6. College campus
Still living in the same town where you graduated from college? So am I! It doesn't mean that we're, like, total losers or anything. Harness your alumni powers for good. After you get a sweet deal on that campus gym membership, realize you can still hop around campus and no one is really going to say anything about it. Just act like one of those "non-traditional" students. Use the college library to snag a writing table or carrel, find your old isolated study spot outside the chem lab, or there may even be a temporarily abandoned lecture hall where you can read aloud from your work.
7. Hotel room
Beds you can jump on. Plush bathrobes. Wifi. Room service. And that cute little Do Not Disturb sign you can hang on your door and later steal for your house. TREAT YO SELF.
8. Public bus or train
This seems to work for a lot of commuters, although personally, I get motion sickness. But if you're going to be stuck on a bus or a train for an hour to and an hour from work, that's a LOT of writing time to log and it will add up quickly. If you can't focus enough to get creative and generate new work, use this time to edit what you can, or catch up on your reading (which is important for any writer, obvs). Ride the subway from one end to the other, don't give a damn if you miss your stop. Whatever it takes.
9. An open field

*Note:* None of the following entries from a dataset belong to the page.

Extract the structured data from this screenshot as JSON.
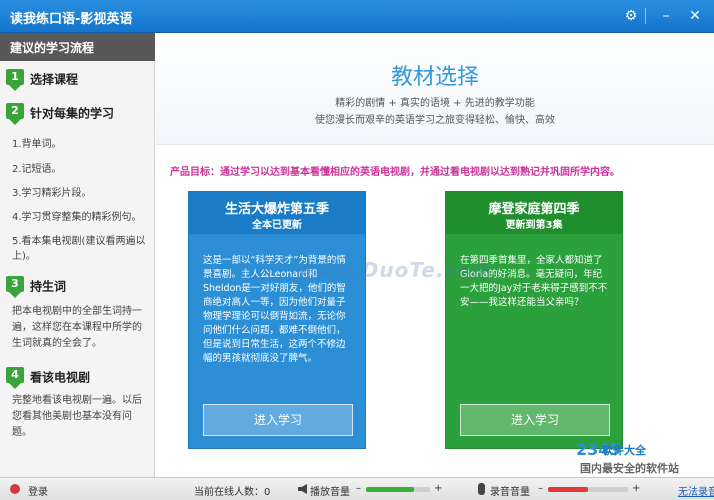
{
  "window": {
    "title": "读我练口语-影视英语"
  },
  "sidebar": {
    "header": "建议的学习流程",
    "steps": [
      {
        "num": "1",
        "title": "选择课程"
      },
      {
        "num": "2",
        "title": "针对每集的学习"
      },
      {
        "num": "3",
        "title": "持生词"
      },
      {
        "num": "4",
        "title": "看该电视剧"
      }
    ],
    "substeps": [
      "1.背单词。",
      "2.记短语。",
      "3.学习精彩片段。",
      "4.学习贯穿整集的精彩例句。",
      "5.看本集电视剧(建议看两遍以上)。"
    ],
    "step3_desc": "把本电视剧中的全部生词持一遍，这样您在本课程中所学的生词就真的全会了。",
    "step4_desc": "完整地看该电视剧一遍。以后您看其他美剧也基本没有问题。"
  },
  "main": {
    "banner_title": "教材选择",
    "banner_line1": "精彩的剧情 + 真实的语境 + 先进的教学功能",
    "banner_line2": "使您漫长而艰辛的英语学习之旅变得轻松、愉快、高效",
    "goal": "产品目标：通过学习以达到基本看懂相应的英语电视剧，并通过看电视剧以达到熟记并巩固所学内容。",
    "watermark": "www.DuoTe.com",
    "cards": [
      {
        "title": "生活大爆炸第五季",
        "subtitle": "全本已更新",
        "body": "这是一部以“科学天才”为背景的情景喜剧。主人公Leonard和Sheldon是一对好朋友，他们的智商绝对高人一等，因为他们对量子物理学理论可以倒背如流，无论你问他们什么问题，都难不倒他们，但是说到日常生活，这两个不修边幅的男孩就彻底没了脾气。",
        "button": "进入学习"
      },
      {
        "title": "摩登家庭第四季",
        "subtitle": "更新到第3集",
        "body": "在第四季首集里，全家人都知道了Gloria的好消息。毫无疑问，年纪一大把的Jay对于老来得子感到不不安——我这样还能当父亲吗？",
        "button": "进入学习"
      }
    ],
    "logo": {
      "mark": "2345",
      "line1": "软件大全",
      "line2": "国内最安全的软件站"
    }
  },
  "statusbar": {
    "login": "登录",
    "online": "当前在线人数：0",
    "play_volume": "播放音量",
    "record_volume": "录音音量",
    "cant_record": "无法录音?",
    "play_level": 0.75,
    "record_level": 0.5
  },
  "colors": {
    "titlebar": "#1a7cc6",
    "card_blue": "#2c8fd6",
    "card_green": "#2ca03c",
    "goal_text": "#cc3399",
    "step_badge": "#3aa33a"
  }
}
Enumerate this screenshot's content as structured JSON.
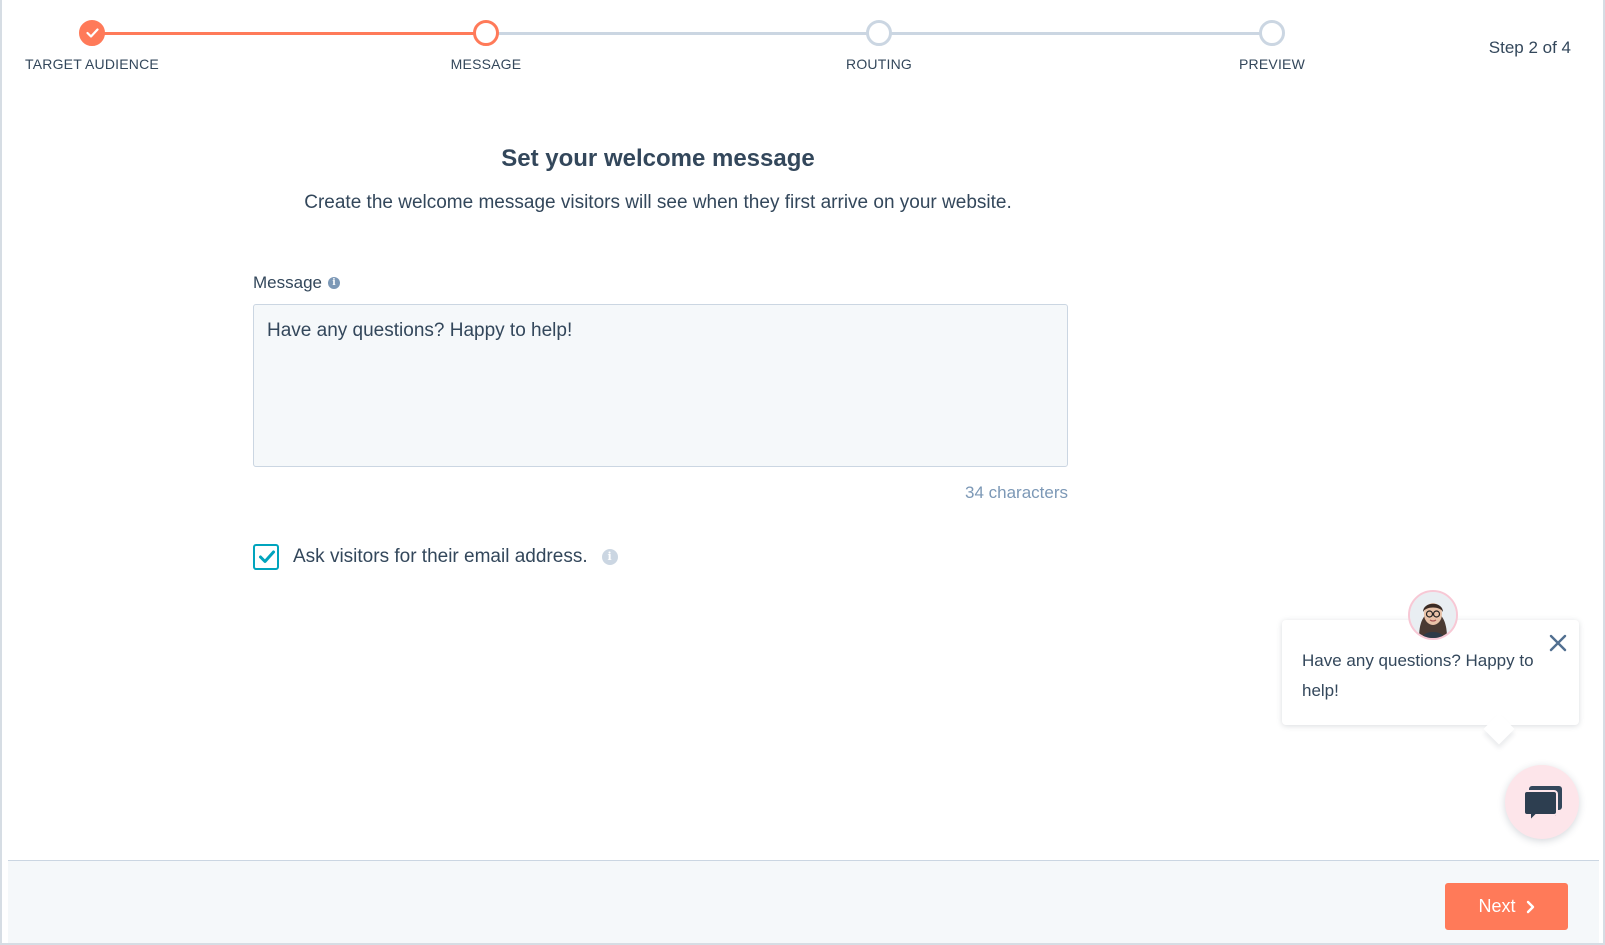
{
  "stepper": {
    "steps": [
      {
        "label": "TARGET AUDIENCE",
        "state": "done"
      },
      {
        "label": "MESSAGE",
        "state": "active"
      },
      {
        "label": "ROUTING",
        "state": "pending"
      },
      {
        "label": "PREVIEW",
        "state": "pending"
      }
    ],
    "step_count": "Step 2 of 4"
  },
  "main": {
    "title": "Set your welcome message",
    "subtitle": "Create the welcome message visitors will see when they first arrive on your website.",
    "message_label": "Message",
    "message_value": "Have any questions? Happy to help!",
    "char_count": "34 characters",
    "ask_email_label": "Ask visitors for their email address.",
    "ask_email_checked": true
  },
  "chat_preview": {
    "bubble_text": "Have any questions? Happy to help!",
    "icons": [
      "avatar",
      "close-icon",
      "chat-icon"
    ]
  },
  "footer": {
    "next_label": "Next"
  },
  "colors": {
    "accent": "#ff7a59",
    "checkbox": "#00a4bd",
    "text": "#33475b",
    "muted": "#7c98b6",
    "border": "#cbd6e2"
  }
}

This could either go very "Sound of Music" for you, or...not. Bring a blanket so you don't have lots of ants and other tiny cute things crawling around on your pages and which you ultimately have to flick off. Lay down, flip over, look at clouds, daydream, don't bring an iPod or your phone. Embrace the wide open space, and maybe you'll notice your novel starts to resemble more of a prose poem with generous margins.

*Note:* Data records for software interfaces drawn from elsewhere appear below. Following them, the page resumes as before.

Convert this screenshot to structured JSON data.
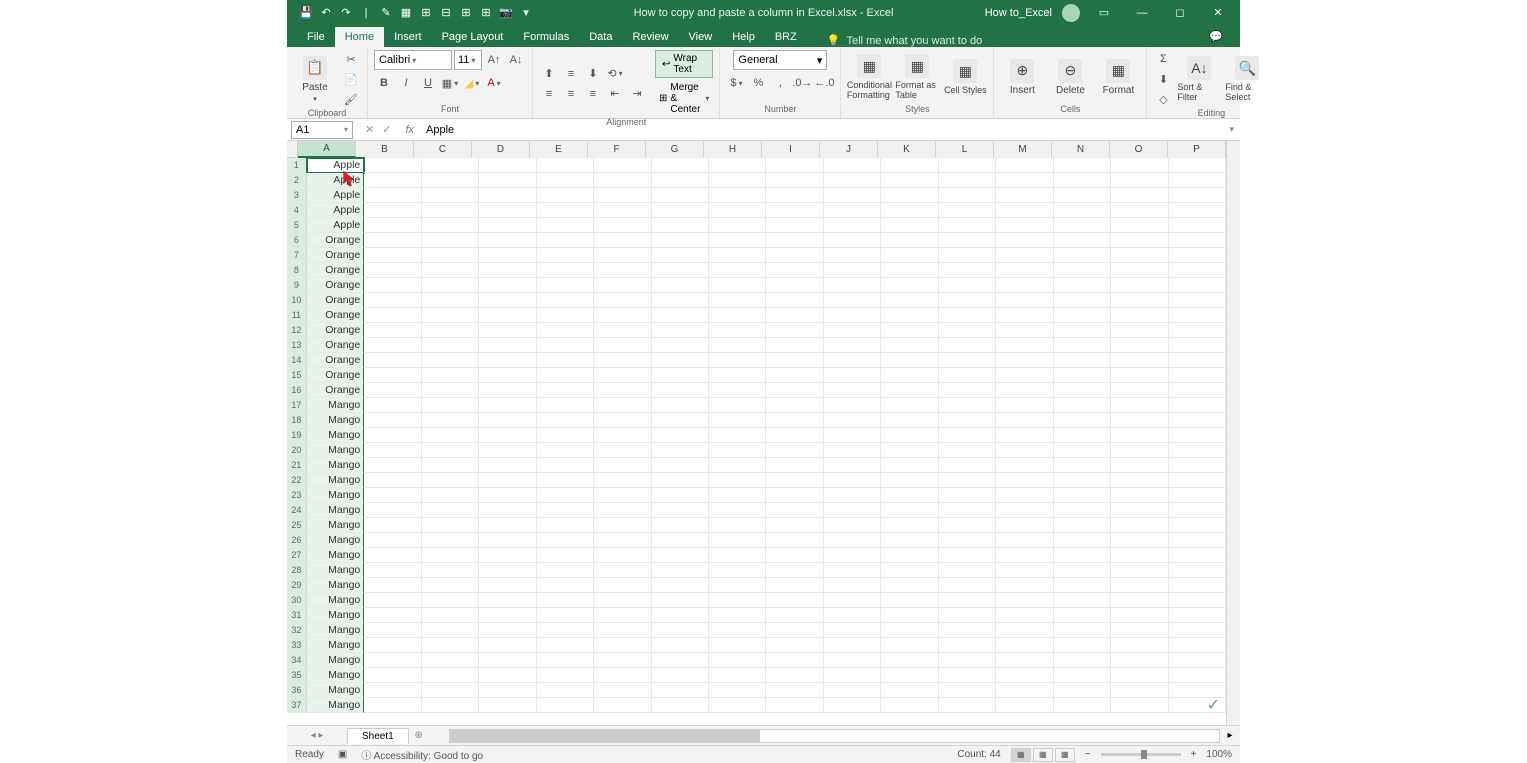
{
  "title": {
    "filename": "How to copy and paste a column in Excel.xlsx",
    "app": "Excel",
    "combined": "How to copy and paste a column in Excel.xlsx  -  Excel",
    "user": "How to_Excel"
  },
  "tabs": {
    "file": "File",
    "home": "Home",
    "insert": "Insert",
    "page_layout": "Page Layout",
    "formulas": "Formulas",
    "data": "Data",
    "review": "Review",
    "view": "View",
    "help": "Help",
    "brz": "BRZ",
    "tellme": "Tell me what you want to do"
  },
  "ribbon": {
    "clipboard": {
      "label": "Clipboard",
      "paste": "Paste"
    },
    "font": {
      "label": "Font",
      "name": "Calibri",
      "size": "11"
    },
    "alignment": {
      "label": "Alignment",
      "wrap": "Wrap Text",
      "merge": "Merge & Center"
    },
    "number": {
      "label": "Number",
      "format": "General"
    },
    "styles": {
      "label": "Styles",
      "cond": "Conditional Formatting",
      "fmtas": "Format as Table",
      "cellstyles": "Cell Styles"
    },
    "cells": {
      "label": "Cells",
      "insert": "Insert",
      "delete": "Delete",
      "format": "Format"
    },
    "editing": {
      "label": "Editing",
      "sort": "Sort & Filter",
      "find": "Find & Select"
    }
  },
  "namebox": "A1",
  "formula_value": "Apple",
  "columns": [
    "A",
    "B",
    "C",
    "D",
    "E",
    "F",
    "G",
    "H",
    "I",
    "J",
    "K",
    "L",
    "M",
    "N",
    "O",
    "P"
  ],
  "cells_a": [
    "Apple",
    "Apple",
    "Apple",
    "Apple",
    "Apple",
    "Orange",
    "Orange",
    "Orange",
    "Orange",
    "Orange",
    "Orange",
    "Orange",
    "Orange",
    "Orange",
    "Orange",
    "Orange",
    "Mango",
    "Mango",
    "Mango",
    "Mango",
    "Mango",
    "Mango",
    "Mango",
    "Mango",
    "Mango",
    "Mango",
    "Mango",
    "Mango",
    "Mango",
    "Mango",
    "Mango",
    "Mango",
    "Mango",
    "Mango",
    "Mango",
    "Mango",
    "Mango"
  ],
  "sheet": {
    "name": "Sheet1"
  },
  "status": {
    "ready": "Ready",
    "accessibility": "Accessibility: Good to go",
    "count": "Count: 44",
    "zoom": "100%"
  }
}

10. A tree
Um, yeah, don't bring your laptop or iPad on this excursion, either. When was the last time you climbed a tree, or found a fallen tree, and just scrambled up there and sat down, swinging your legs and getting all cozy-like and thinking, I wish I could just live here forever? Five bucks says you have not done anything like this since you were 10 years old. (Or maybe the last time you did LSD, whatever.)
Tap into your inner child and go climb a tree. You may not be able to sit comfortably for very long, but the physical exertion will release energy and oxygen, giving you a much needed mental boost, and you'll gain an alternate view. Tree house? Even better. Invite me over.
- Your bed or someone else's
- The bathtub
More on these two in another post.
Places that kind of suck for writing:
1. The beach
Sand and wind. As Michael Kors would say on Project Runway, "There's just way too much happening here, it hurts."
2. Sidewalk stoop
Nothing kills inspiration faster than watching a passerby hock a big one a foot away fromyou, or hearing an angry woman screaming into her cell phone about her dry cleaning. Although it can be fun to pick up snippets of conversation (or get some spare change), leave the stoop and find a more productive area.
3. Coffee shop
Yes, coffee shops have their advantages, but they have MAJOR drawbacks. Seat lottery, weak coffee, too-loud atonal music, random sewing circles, the guy who has to conduct his relationship Skype sessions next to you. It's hit or miss sometimes.
4. A bar
I used to do this--ALL THE TIME. Between the hours of 5 and 7 I would pop into my little dive bar, order alternating PBRs or whiskys and ginger ales, and write for a couple of hours. This was great for a while, until I realized that in a bar, you're going to have a) regulars who insist on talking to you whether you appear busy or not, b) the oft-tiring pick up line "So you're a writer, why don't I buy you a drink and you can tell me all the amazing things you write about" and/or c) a hole in your wallet. You will have to be a little more defensive, guard your space, and tip your bartender very, very well.